    Frontiers in Integrative Neuroscience 05/2015; 9. DOI:10.3389/fnint.2015.00021
  • [Show abstract] [Hide abstract]
    ABSTRACT: When making decisions, individuals tend to systematically prefer information that supports their a priori views over information that conflicts with them. This phenomenon is known as confirmatory information processing. The present research investigated whether contextual disorder-a factor that is typically irrelevant to a given decision case yet can significantly influence decision quality-affects confirmatory information processing. In Study 1, decision makers in untidy environments evinced less confirmatory information processing than decision makers in tidy environments. Study 2 replicated this finding and demonstrated that divergent thinking is an important precondition of the relationship between disorder and confirmatory information processing.
    Basic and Applied Social Psychology 05/2014; 36(3):199-208. DOI:10.1080/01973533.2014.890621 · 0.38 Impact Factor
  • [Show abstract] [Hide abstract]
    ABSTRACT: The brain constantly creates perceptual predictions about forthcoming stimuli to guide perception efficiently. Abundant studies have demonstrated that perceptual predictions modulate sensory activities depending on whether the actual inputs are consistent with one particular prediction. In real-life contexts, however, multiple and even conflicting predictions might concurrently exist to be tested, requiring a multiprediction coordination process. It remains largely unknown how multiple hypotheses are conveyed and harmonized to guide moment-by-moment perception.

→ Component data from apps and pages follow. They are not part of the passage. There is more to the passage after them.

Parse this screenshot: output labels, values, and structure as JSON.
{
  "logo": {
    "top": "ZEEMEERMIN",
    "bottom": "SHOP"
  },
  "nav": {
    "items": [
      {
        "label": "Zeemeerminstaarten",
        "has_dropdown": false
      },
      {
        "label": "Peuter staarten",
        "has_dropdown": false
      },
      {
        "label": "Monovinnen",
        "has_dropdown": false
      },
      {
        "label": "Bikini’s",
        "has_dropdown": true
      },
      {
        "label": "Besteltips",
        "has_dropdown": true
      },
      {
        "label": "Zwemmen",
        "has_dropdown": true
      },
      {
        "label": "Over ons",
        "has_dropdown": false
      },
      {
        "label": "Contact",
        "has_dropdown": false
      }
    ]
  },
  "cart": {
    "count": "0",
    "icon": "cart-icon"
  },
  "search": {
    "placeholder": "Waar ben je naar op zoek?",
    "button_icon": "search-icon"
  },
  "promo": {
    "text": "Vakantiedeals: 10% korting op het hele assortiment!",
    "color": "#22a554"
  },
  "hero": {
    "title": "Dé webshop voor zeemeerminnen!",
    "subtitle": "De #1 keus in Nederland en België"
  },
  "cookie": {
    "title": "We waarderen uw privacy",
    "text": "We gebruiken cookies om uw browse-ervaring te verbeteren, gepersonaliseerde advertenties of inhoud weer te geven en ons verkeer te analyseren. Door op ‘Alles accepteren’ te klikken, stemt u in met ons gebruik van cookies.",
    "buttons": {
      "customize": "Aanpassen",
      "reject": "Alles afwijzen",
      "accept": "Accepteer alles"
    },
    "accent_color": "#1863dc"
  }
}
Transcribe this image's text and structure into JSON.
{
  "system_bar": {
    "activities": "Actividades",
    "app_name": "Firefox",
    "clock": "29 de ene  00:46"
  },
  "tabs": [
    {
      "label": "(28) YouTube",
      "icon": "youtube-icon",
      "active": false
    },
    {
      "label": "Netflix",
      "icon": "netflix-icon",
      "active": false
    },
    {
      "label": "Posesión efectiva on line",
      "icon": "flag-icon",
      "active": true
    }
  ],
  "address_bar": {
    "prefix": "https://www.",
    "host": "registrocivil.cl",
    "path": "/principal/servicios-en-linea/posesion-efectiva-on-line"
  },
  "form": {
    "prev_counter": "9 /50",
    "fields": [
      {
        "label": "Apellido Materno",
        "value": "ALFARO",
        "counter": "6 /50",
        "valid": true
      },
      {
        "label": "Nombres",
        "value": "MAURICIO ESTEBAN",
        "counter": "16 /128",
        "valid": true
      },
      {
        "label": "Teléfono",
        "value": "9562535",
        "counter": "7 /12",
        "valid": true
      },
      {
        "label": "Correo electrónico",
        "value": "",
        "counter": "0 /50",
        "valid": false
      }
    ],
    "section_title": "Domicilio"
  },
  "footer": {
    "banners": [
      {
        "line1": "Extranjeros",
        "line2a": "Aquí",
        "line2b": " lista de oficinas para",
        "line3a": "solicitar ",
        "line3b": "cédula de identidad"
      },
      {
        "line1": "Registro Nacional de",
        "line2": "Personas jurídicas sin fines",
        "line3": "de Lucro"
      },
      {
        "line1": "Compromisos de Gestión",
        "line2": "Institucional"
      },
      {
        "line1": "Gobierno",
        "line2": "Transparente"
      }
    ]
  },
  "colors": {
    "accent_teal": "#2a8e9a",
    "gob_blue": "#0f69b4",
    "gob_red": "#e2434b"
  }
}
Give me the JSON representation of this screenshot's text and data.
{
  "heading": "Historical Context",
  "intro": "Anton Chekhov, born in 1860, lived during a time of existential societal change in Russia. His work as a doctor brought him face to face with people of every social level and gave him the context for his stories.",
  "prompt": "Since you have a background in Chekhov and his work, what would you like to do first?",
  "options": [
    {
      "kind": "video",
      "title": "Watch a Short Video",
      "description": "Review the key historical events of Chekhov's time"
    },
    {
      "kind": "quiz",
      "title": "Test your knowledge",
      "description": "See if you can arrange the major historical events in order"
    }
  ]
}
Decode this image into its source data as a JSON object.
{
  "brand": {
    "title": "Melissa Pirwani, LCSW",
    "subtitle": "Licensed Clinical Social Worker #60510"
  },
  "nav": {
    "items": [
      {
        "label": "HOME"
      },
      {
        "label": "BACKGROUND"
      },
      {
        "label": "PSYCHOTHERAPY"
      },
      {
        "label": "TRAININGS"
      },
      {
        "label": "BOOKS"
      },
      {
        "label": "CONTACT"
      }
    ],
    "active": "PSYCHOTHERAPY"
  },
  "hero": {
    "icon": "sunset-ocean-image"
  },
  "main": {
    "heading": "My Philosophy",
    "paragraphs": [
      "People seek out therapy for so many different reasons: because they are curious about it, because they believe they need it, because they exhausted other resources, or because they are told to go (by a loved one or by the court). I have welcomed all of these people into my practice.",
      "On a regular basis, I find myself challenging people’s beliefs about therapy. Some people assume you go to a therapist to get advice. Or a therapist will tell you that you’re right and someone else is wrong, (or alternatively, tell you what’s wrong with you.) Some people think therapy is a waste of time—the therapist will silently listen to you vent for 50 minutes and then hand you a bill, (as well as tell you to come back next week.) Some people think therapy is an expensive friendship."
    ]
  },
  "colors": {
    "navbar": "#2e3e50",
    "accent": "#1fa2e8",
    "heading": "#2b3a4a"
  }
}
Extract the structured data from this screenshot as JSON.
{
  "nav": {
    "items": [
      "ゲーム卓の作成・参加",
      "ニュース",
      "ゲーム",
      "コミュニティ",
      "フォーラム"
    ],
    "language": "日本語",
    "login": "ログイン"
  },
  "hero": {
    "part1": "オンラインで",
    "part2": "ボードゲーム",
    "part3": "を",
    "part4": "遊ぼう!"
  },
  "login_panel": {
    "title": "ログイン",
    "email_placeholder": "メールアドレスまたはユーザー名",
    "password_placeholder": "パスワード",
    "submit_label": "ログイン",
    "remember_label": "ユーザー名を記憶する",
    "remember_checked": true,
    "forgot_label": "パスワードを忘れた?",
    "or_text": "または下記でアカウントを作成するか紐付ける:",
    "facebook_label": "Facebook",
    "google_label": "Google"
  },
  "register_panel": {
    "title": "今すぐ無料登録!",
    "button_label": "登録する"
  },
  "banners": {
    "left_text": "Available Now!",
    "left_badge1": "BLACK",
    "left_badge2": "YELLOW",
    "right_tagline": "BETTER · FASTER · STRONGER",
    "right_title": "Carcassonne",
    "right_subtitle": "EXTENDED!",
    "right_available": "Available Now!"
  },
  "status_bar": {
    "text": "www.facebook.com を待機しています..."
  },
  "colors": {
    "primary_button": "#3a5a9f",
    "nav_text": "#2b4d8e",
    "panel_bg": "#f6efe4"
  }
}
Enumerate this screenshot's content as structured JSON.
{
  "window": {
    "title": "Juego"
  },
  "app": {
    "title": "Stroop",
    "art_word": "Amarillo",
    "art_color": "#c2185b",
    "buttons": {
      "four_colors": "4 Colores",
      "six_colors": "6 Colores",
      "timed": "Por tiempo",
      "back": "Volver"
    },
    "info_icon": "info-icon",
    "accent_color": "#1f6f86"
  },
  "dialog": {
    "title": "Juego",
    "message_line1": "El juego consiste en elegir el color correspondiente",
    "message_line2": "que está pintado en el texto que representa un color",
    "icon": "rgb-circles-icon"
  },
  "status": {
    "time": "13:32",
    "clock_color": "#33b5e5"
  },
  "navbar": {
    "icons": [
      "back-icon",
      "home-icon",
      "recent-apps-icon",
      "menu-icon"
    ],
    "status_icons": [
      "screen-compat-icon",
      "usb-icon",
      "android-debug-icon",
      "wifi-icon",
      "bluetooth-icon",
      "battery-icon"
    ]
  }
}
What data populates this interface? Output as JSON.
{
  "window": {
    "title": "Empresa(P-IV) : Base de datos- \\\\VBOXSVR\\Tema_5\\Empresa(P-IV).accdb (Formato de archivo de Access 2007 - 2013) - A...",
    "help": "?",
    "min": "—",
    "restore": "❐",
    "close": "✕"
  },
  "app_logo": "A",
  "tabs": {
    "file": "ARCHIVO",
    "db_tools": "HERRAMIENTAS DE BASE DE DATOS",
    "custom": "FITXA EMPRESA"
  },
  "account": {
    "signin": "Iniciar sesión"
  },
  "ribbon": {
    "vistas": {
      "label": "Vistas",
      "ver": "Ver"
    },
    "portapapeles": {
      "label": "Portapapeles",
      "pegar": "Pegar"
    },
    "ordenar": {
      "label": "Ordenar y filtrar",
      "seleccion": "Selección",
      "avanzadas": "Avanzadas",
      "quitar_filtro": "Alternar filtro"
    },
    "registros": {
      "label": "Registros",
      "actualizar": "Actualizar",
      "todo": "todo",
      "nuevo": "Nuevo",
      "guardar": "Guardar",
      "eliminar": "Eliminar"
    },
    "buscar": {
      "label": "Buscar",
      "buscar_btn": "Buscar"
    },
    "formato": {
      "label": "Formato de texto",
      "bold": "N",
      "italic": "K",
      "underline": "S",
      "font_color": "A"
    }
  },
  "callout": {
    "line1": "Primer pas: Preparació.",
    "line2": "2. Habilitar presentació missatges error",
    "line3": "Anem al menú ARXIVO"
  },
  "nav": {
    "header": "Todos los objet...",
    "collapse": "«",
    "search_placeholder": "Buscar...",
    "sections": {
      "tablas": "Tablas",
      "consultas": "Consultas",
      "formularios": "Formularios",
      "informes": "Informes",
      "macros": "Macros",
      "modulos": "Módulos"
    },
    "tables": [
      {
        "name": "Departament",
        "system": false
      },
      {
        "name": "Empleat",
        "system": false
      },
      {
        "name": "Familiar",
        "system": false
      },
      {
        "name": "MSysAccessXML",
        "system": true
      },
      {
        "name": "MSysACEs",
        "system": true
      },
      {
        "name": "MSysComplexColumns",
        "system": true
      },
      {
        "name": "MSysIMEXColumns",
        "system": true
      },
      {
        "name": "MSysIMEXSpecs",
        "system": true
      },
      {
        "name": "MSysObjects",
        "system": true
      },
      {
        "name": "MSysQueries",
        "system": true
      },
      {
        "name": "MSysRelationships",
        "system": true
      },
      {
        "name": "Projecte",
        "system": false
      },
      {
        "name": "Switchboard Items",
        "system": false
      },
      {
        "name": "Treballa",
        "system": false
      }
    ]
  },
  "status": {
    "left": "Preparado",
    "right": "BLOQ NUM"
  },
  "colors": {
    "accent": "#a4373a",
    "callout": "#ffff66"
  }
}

Based on recent findings revealing that multiple locations are sampled alternatively in various phase of attentional rhythms, we hypothesize that this oscillation-based temporal organization mechanism may also underlie the multiprediction coordination process. To address the issue, we used well established priming paradigms in combination with a time-resolved behavioral approach to investigate the fine temporal dynamics of the multiprediction harmonization course in human subjects. We first replicate classical priming effects in slowly developing trends of priming time courses. Second, after removing the typical priming patterns, we reveal a new theta-band (∼4 Hz) oscillatory component in the priming behavioral data regardless of whether the prime was masked. Third, we show that these theta-band priming oscillations triggered by congruent and incongruent primes are in an out-of-phase relationship. These findings suggest that perceptual predictions return to low-sensory areas not continuously but recurrently in a theta-band rhythm (every 200-300 ms) and that multiple predictions are dynamically coordinated in time by being conveyed in different phases of the theta-band oscillations to achieve dissociated but temporally organized neural representations. Copyright © 2015 the authors 0270-6474/15/352830-08$15.00/0.